‘It’s a very honest wine,’ says Aubertel, who was impressed at just ‘how well it was drinking from the 2004 vintage’. He insists that he would have listed the wine on its taste alone, but also found it useful to meet the château’s owner (interestingly a Belgian incomer, rather than Bordelais native) who visited him in Edinburgh.
Another person to list Château Lagrange Les Tours is Nigel Fairclough, cellar master at The Devonshire Arms at Bolton Abbey in Yorkshire. His wine list has received numerous accolades and sells considerable volumes of Bordeaux. But he’s adamant that as people move up the list, clever selection and price are critical.
‘Look, I’ve got Château Fouread 2000 here. Great wine from Listrac-Moulis at £32. That’s great value. But what people really go for are the second wines. Tourelles de Longueville 2000 for £37.50. Carruades de Lafite 2000 for £55. We bought these early and mark them up reasonably. And people respond to that.’
Bordeaux is clearly making some excellent wines, at very attractive prices and in styles customers enjoy. But when it comes to selling itself, it remains in the Dark Ages. To achieve the success it deserves, Bordeaux needs to highlight the individual châteaux, individual sommeliers and individual initiatives.
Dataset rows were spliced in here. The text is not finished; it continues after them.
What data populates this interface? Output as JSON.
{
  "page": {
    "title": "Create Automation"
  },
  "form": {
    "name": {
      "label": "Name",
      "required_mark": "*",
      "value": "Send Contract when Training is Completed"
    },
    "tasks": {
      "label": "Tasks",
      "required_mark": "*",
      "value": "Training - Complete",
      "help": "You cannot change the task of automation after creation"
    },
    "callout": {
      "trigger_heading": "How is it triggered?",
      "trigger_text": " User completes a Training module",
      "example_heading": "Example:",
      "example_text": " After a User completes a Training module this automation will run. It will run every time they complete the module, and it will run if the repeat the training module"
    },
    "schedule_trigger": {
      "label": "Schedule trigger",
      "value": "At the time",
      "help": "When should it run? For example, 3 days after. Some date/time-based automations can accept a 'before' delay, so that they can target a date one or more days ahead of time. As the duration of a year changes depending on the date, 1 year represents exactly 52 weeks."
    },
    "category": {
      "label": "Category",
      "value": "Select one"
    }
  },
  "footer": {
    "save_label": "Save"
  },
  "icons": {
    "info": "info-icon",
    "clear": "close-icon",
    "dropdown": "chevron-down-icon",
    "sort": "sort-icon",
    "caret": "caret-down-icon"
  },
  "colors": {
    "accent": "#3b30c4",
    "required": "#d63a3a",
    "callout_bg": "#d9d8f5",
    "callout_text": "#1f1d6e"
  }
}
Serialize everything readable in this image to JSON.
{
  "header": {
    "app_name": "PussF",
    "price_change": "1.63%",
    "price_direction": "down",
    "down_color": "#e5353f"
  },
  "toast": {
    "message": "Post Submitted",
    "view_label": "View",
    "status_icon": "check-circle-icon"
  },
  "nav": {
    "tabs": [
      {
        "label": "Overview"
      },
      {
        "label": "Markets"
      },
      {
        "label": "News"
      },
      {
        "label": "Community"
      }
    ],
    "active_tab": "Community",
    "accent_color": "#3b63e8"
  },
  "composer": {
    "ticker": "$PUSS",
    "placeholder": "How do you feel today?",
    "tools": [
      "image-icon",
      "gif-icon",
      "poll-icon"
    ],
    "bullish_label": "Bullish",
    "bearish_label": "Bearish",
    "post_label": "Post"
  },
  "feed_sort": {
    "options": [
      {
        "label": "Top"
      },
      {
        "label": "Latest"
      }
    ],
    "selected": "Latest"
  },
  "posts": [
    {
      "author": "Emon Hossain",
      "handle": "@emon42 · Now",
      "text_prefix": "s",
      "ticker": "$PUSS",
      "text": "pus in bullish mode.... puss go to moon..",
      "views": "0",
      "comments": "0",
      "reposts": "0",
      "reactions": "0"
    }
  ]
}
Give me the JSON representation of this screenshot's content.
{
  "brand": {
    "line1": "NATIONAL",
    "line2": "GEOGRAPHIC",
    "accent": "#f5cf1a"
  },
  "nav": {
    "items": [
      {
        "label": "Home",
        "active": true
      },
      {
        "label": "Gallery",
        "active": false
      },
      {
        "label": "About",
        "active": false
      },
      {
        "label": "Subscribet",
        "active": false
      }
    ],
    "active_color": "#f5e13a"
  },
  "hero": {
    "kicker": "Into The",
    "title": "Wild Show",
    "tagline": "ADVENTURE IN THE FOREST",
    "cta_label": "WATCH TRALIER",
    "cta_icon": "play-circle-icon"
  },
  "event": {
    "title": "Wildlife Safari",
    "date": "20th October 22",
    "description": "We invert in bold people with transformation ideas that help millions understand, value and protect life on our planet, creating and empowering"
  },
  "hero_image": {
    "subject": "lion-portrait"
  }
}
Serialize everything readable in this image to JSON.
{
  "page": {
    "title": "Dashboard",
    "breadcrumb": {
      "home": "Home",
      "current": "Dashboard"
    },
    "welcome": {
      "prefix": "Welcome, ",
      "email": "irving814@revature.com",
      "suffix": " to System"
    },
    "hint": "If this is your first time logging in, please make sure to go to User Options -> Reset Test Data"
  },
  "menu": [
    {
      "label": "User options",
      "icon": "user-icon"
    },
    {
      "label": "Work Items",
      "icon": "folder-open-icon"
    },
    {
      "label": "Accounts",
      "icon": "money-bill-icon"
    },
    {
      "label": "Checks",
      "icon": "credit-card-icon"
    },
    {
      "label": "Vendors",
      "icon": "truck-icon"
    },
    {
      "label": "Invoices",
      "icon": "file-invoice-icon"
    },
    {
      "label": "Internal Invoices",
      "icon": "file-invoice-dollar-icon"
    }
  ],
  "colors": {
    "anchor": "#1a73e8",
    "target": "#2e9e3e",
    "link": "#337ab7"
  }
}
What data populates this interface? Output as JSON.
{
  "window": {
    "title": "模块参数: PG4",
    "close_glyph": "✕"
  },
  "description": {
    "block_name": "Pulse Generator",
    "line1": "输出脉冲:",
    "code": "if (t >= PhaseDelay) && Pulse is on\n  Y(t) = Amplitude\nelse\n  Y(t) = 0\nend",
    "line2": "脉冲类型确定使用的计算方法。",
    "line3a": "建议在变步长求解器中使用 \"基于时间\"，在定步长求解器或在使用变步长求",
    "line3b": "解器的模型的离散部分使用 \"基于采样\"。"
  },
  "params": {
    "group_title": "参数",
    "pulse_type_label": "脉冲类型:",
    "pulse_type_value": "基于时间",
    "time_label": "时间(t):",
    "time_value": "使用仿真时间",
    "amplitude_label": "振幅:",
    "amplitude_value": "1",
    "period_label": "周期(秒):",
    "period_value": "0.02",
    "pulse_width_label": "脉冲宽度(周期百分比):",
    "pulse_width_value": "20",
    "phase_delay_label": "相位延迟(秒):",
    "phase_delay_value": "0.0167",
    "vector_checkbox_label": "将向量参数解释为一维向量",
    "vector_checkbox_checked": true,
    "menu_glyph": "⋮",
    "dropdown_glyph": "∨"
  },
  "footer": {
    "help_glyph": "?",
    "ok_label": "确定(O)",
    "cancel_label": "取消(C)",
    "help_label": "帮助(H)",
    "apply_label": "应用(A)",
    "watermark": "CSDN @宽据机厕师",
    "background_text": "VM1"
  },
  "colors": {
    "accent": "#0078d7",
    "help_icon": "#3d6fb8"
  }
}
Surely that’s worth it for such a famous region that is finally delivering on quality, and value?